OpinionGuilty of Non-brotherhood
Guilty of Non-brotherhood
March 28, 2012
March 28, 2012

Kin, colleague, student, friend – the words I hear which paint the canvas of a man called “brother”.  It manifests a relationship that runs thicker than blood, and it shows how deep that relationship becomes in real life. And yet, however much of a powerful phenomenon this relationship is and has become, it is stained with violence and misplaced debauchery; it is besmirched with the actions of malefactors who incite trouble through their wickedness. What I mean by all these is the idea of fraternity now confusing everyone, taking a turn for the worse with all the gang wars and death by hazing (or some other activity relating to the affiliates, since hazing is technically not allowed as mandated by law).

            Whatever happened to collective action and mutual interest? I think these qualities in fraternities are still prevalent; the brotherhood still functions as a support system which one can avail of and somehow contribute to later. Not only that, but fraternities of universities have been aiding their school with infrastructural and academic assistance. What is more is that recognized fraternities have given social services not only to those within campus, but also to the less fortunate outside the walls of their school. Fraternities have existed for that very reason, and that is to provide individuals of equal interests a certain support system that can aid their journey in pursuit of those interests. They have organized in almost all specific fields, from the hard and soft sciences, to culture and the arts.

Because certain splinter groups of these fraternities have greatly deviated from the principles that govern the brotherhood in good will, this very issue makes me feel uneasy. These are students most likely barely off their teens (or in their teens) wasting their good age for certain things unnecessary for human development. It is a very secretive issue that only swells up into the public eye whenever bombshell events like death (or the likes of) slide in the scene. It pains me to see young individuals in their prime unable to maximize their youth (and probably even existence) on more productive and self-sustaining activities.

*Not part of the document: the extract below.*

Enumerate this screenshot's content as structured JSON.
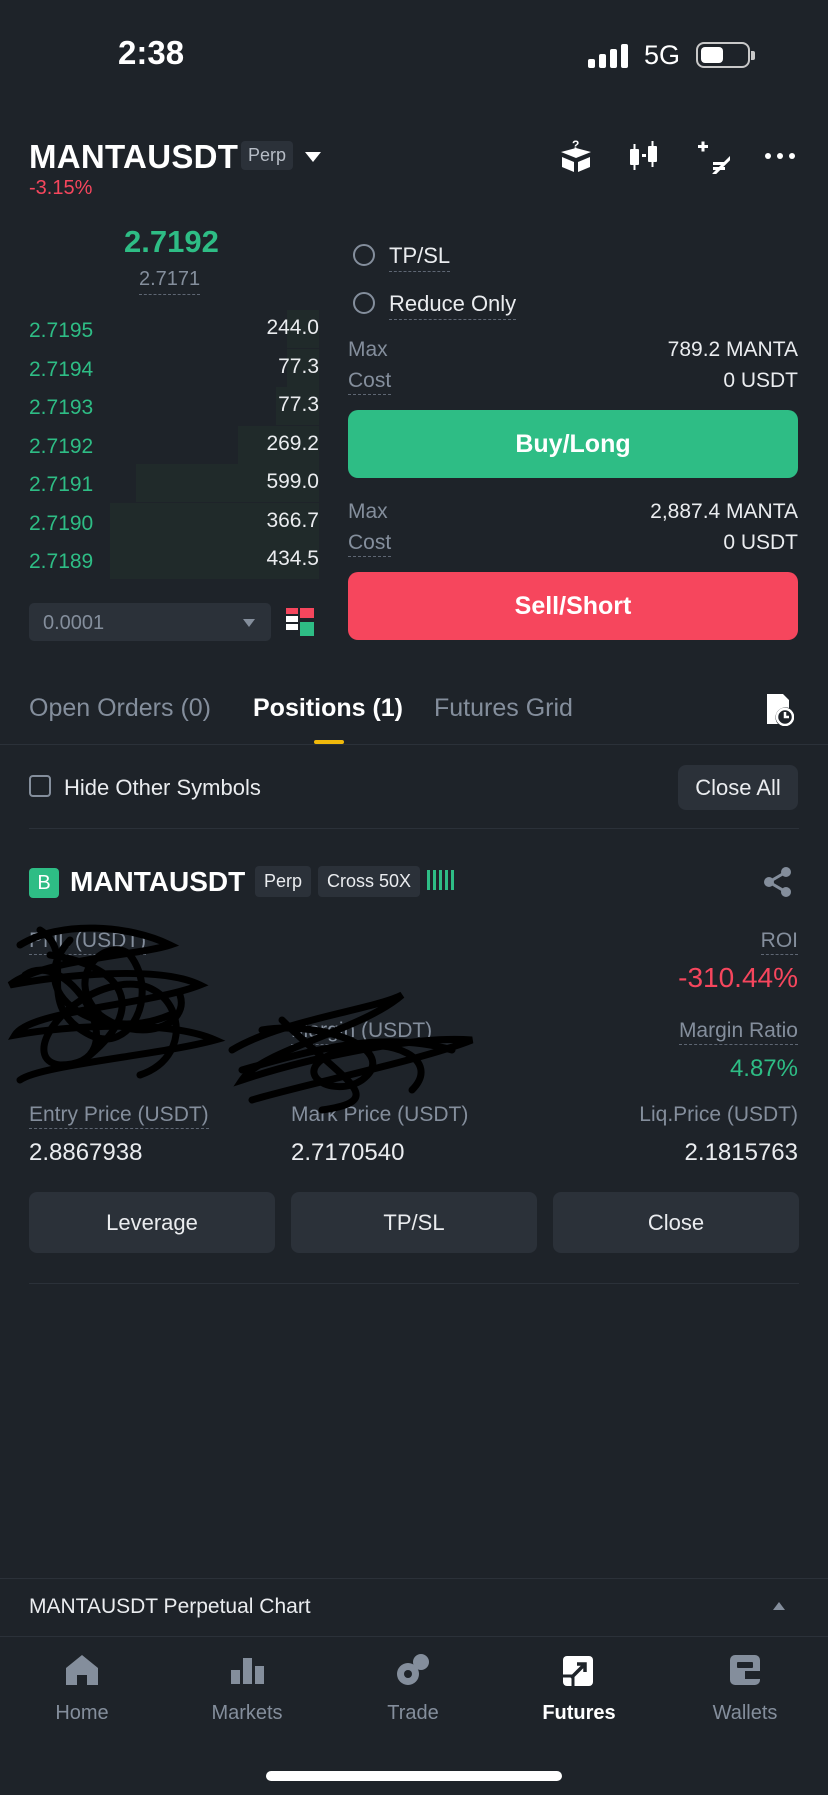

This is also why I think the University is blessed to have institutions that try to disallow these kinds of things from happening – not that fraternal organizations are malicious in any way, but it provides a safety net from negative externalities emanating from fraternity issues. The University is lucky to be able to shelter students from extensive knowledge of fraternities, especially with the kind of culture Lasallians have. Had La Salle not institutionalized the non-fraternity contracts, my fear for today’s new wave of students would be on fraternities without good value judgment. The following statement might be very assumptive, but rest assured, it is a fear that many of this generation’s youth are able to relate to.

I believe that today’s generation of enrollees (along with their parents) to the University have two dominant perspectives on what fraternities are. First, there are those who fear even the word fraternity because of all this malevolence going around. The word fraternity is in itself a word frowned upon when it comes to universities and membership. Hence, the parent concerned will do everything to indoctrinate his or her child with whatever so-called “evils” are associated with fraternities.

The second – and this is what I fear the most – is that there are those who see fraternal association and membership as a status quo. It is the kind of mentality that is built up through both peer pressure and insecurity that is found within the student concerned. Thus, it is something that some individuals see as an opportunity to expand their networks and gain certain security with. And it is usually with this second perception that individuals rush in to what they don’t completely understand.

And yet the reality of everything is that this latter assumption gets everyone so worked up from both parties – the fraternal associates and fraternity avoiders.

For students who get themselves involved in any kind of trouble with other fraternities, certain consequences do take a heavy toll on both the individual and his family. For instance, students have been reported to commit suicide rather than face opposition because of their own fault or worse, because of some dirty misunderstanding. It is not just a waste of good youth but also a grave loss to a family that does not only lose a huge investment in their child, but also the life of the child himself. Mischievous deviants of certain fraternities find it somehow amusing to arbitrarily hurt opposing or even neutral fraternities, however sick that may be.

It adds unnecessary baggage for everyone – friends, family, even the student – to carry all these burdens of academic life as well as fraternal tension. The individual is given more things to think about and the main purpose of why a fraternity is built is lost in all of these things.

It is because of this dialectic tension that arises from people concerning fraternities, as well as the concrete manifestations of those perspectives, that it becomes important to mitigate and prevent those exact things from happening. And again, I say the University is blessed because it has institutions that protect students from these unnecessary burdens. It is a non-pervasive issue because many are sworn to secrecy in the University; but my deep concern is that I just hope students have this active mindset, knowing fully what they are getting themselves into, and maximizing such membership not for the wrong reasons.

And again, it is not to say that fraternities are built because of ill will. But like a lot of things, we tend to forget the purpose for engaging in things like collective action, and turn out twisting its very core function. What makes it even more depressing is that we create institutions that hinder us from this kind of activity that is supposed to be meant for human development.